The problem. Say how many lines of the listing below hold the string "message", and say nothing else.

Data extracts.
=======

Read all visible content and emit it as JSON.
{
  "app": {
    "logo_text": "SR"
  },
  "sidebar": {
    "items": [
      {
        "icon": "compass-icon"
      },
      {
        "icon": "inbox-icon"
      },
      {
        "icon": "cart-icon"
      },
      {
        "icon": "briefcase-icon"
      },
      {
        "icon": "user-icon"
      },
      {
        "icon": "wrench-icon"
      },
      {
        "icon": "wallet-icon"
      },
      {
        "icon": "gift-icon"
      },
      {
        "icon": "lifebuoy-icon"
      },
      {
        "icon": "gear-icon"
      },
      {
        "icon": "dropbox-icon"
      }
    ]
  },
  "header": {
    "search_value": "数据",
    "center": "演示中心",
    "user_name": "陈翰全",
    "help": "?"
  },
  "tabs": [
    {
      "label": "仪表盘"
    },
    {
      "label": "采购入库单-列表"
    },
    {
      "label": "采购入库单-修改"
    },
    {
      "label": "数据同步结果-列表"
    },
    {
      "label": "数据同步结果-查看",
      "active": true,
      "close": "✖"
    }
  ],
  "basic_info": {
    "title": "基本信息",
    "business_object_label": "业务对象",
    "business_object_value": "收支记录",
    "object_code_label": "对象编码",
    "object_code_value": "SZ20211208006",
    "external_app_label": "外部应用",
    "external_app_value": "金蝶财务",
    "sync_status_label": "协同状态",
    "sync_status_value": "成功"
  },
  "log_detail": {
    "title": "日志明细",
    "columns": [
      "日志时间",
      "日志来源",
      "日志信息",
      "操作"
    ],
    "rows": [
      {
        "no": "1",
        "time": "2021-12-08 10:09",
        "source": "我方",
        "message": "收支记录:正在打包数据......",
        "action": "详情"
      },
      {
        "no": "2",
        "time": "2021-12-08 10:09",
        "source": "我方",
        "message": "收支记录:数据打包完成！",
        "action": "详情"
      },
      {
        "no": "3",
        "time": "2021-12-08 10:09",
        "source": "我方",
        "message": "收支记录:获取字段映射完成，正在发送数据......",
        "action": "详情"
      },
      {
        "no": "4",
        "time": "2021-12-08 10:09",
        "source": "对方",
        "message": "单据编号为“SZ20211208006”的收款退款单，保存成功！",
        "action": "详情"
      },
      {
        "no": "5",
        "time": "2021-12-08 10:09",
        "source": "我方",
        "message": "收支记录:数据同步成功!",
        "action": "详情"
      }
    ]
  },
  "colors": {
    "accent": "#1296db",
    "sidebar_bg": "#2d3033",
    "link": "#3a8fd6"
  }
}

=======

Reply. 5